-- Activity --
Copies of all lines containing the string "label" are needed from the data below.

-- Data supplied --
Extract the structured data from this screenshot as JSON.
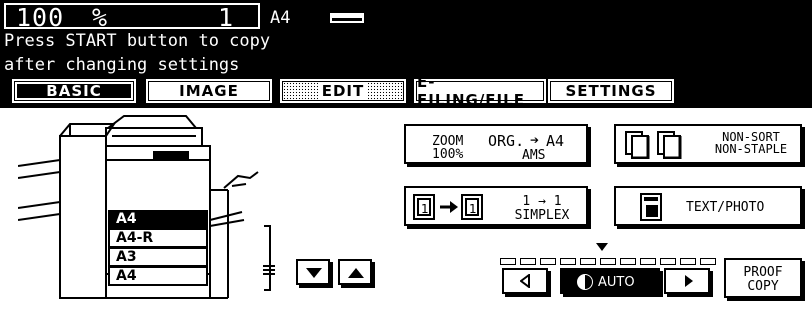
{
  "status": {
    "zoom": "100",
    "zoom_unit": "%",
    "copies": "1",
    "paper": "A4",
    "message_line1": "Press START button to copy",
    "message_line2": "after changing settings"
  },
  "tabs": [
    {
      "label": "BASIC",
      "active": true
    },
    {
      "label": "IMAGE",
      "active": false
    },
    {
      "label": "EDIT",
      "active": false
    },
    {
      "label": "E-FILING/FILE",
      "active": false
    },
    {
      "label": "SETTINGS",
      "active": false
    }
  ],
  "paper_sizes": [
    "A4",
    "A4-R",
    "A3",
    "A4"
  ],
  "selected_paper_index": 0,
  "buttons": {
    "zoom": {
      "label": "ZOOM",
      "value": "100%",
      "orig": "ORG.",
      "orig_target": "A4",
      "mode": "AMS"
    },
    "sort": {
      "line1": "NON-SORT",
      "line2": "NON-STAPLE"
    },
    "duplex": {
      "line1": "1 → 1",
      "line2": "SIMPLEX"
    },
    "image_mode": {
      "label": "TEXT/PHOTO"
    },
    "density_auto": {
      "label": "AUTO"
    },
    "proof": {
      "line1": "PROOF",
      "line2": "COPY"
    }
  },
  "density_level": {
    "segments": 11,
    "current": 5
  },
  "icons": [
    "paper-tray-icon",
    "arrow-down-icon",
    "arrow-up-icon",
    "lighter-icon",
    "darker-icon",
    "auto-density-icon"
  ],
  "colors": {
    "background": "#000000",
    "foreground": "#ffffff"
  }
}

-- Task result --
      "label": "BASIC",
      "label": "IMAGE",
      "label": "EDIT",
      "label": "E-FILING/FILE",
      "label": "SETTINGS",
      "label": "ZOOM",
      "label": "TEXT/PHOTO"
      "label": "AUTO"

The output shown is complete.